- **Try it**: A word-for-word copy of the records is needed, with every picture left out.

(Website and app data records)
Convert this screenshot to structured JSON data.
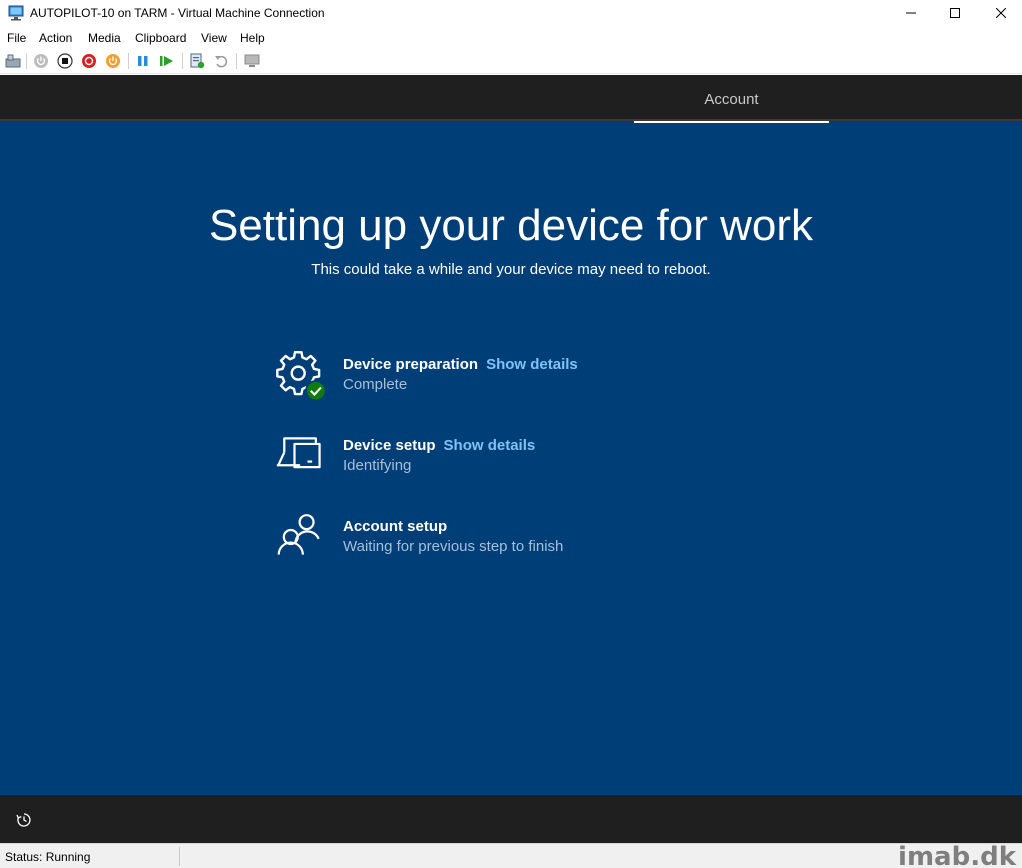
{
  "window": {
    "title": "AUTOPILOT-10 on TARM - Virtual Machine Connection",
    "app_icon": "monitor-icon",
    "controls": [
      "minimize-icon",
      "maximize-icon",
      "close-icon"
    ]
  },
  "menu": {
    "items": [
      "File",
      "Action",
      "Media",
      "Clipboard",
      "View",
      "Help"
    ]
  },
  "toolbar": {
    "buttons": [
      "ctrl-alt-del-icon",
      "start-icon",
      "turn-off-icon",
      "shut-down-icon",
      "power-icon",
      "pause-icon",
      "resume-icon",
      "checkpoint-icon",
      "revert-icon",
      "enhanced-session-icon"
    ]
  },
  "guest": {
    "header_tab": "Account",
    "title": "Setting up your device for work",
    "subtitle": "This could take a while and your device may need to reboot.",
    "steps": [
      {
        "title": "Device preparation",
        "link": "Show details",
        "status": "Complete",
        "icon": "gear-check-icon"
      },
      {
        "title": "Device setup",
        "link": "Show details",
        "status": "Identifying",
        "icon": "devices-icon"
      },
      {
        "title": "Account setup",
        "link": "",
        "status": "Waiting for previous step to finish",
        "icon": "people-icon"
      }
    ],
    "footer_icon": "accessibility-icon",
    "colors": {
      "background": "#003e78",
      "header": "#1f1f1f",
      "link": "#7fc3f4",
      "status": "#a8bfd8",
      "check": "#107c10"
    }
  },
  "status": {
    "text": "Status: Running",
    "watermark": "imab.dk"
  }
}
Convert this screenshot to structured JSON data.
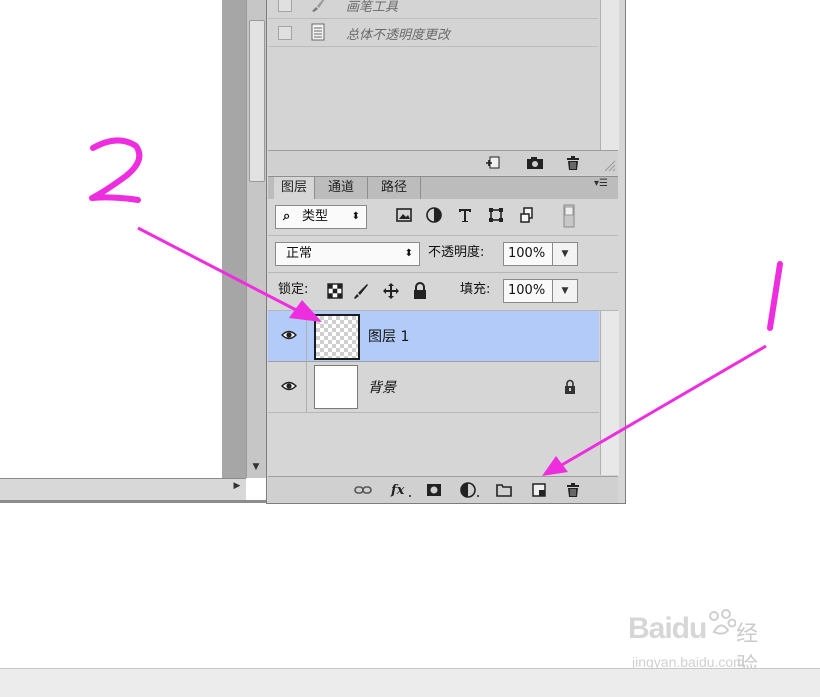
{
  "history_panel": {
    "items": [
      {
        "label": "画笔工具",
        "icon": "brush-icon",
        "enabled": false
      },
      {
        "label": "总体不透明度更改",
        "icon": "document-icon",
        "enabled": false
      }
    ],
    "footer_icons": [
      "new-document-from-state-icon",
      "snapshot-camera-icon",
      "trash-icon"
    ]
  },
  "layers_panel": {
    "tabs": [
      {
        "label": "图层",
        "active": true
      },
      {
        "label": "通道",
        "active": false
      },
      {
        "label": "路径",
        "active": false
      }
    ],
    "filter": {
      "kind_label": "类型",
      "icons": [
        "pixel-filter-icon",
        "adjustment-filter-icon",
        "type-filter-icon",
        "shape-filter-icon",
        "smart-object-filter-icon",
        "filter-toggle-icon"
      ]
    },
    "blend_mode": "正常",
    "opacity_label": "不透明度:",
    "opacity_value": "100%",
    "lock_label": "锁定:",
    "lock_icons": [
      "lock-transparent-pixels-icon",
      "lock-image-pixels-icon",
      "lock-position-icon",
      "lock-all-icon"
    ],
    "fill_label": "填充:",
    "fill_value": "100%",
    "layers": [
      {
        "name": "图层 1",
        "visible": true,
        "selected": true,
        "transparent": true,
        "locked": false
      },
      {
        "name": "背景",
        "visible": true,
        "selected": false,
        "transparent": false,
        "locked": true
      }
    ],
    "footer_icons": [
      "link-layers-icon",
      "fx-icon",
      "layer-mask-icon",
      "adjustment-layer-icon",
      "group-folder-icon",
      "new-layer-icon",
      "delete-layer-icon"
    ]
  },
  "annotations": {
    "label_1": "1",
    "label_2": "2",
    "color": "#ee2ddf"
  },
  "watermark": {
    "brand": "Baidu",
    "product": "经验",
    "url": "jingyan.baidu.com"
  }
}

- **Result below**:
Convert this screenshot to structured JSON data.
{
  "window": {
    "title": "AUTOPILOT-10 on TARM - Virtual Machine Connection",
    "app_icon": "monitor-icon",
    "controls": [
      "minimize-icon",
      "maximize-icon",
      "close-icon"
    ]
  },
  "menu": {
    "items": [
      "File",
      "Action",
      "Media",
      "Clipboard",
      "View",
      "Help"
    ]
  },
  "toolbar": {
    "buttons": [
      "ctrl-alt-del-icon",
      "start-icon",
      "turn-off-icon",
      "shut-down-icon",
      "power-icon",
      "pause-icon",
      "resume-icon",
      "checkpoint-icon",
      "revert-icon",
      "enhanced-session-icon"
    ]
  },
  "guest": {
    "header_tab": "Account",
    "title": "Setting up your device for work",
    "subtitle": "This could take a while and your device may need to reboot.",
    "steps": [
      {
        "title": "Device preparation",
        "link": "Show details",
        "status": "Complete",
        "icon": "gear-check-icon"
      },
      {
        "title": "Device setup",
        "link": "Show details",
        "status": "Identifying",
        "icon": "devices-icon"
      },
      {
        "title": "Account setup",
        "link": "",
        "status": "Waiting for previous step to finish",
        "icon": "people-icon"
      }
    ],
    "footer_icon": "accessibility-icon",
    "colors": {
      "background": "#003e78",
      "header": "#1f1f1f",
      "link": "#7fc3f4",
      "status": "#a8bfd8",
      "check": "#107c10"
    }
  },
  "status": {
    "text": "Status: Running",
    "watermark": "imab.dk"
  }
}
Convert this screenshot to structured JSON data.
{
  "history_panel": {
    "items": [
      {
        "label": "画笔工具",
        "icon": "brush-icon",
        "enabled": false
      },
      {
        "label": "总体不透明度更改",
        "icon": "document-icon",
        "enabled": false
      }
    ],
    "footer_icons": [
      "new-document-from-state-icon",
      "snapshot-camera-icon",
      "trash-icon"
    ]
  },
  "layers_panel": {
    "tabs": [
      {
        "label": "图层",
        "active": true
      },
      {
        "label": "通道",
        "active": false
      },
      {
        "label": "路径",
        "active": false
      }
    ],
    "filter": {
      "kind_label": "类型",
      "icons": [
        "pixel-filter-icon",
        "adjustment-filter-icon",
        "type-filter-icon",
        "shape-filter-icon",
        "smart-object-filter-icon",
        "filter-toggle-icon"
      ]
    },
    "blend_mode": "正常",
    "opacity_label": "不透明度:",
    "opacity_value": "100%",
    "lock_label": "锁定:",
    "lock_icons": [
      "lock-transparent-pixels-icon",
      "lock-image-pixels-icon",
      "lock-position-icon",
      "lock-all-icon"
    ],
    "fill_label": "填充:",
    "fill_value": "100%",
    "layers": [
      {
        "name": "图层 1",
        "visible": true,
        "selected": true,
        "transparent": true,
        "locked": false
      },
      {
        "name": "背景",
        "visible": true,
        "selected": false,
        "transparent": false,
        "locked": true
      }
    ],
    "footer_icons": [
      "link-layers-icon",
      "fx-icon",
      "layer-mask-icon",
      "adjustment-layer-icon",
      "group-folder-icon",
      "new-layer-icon",
      "delete-layer-icon"
    ]
  },
  "annotations": {
    "label_1": "1",
    "label_2": "2",
    "color": "#ee2ddf"
  },
  "watermark": {
    "brand": "Baidu",
    "product": "经验",
    "url": "jingyan.baidu.com"
  }
}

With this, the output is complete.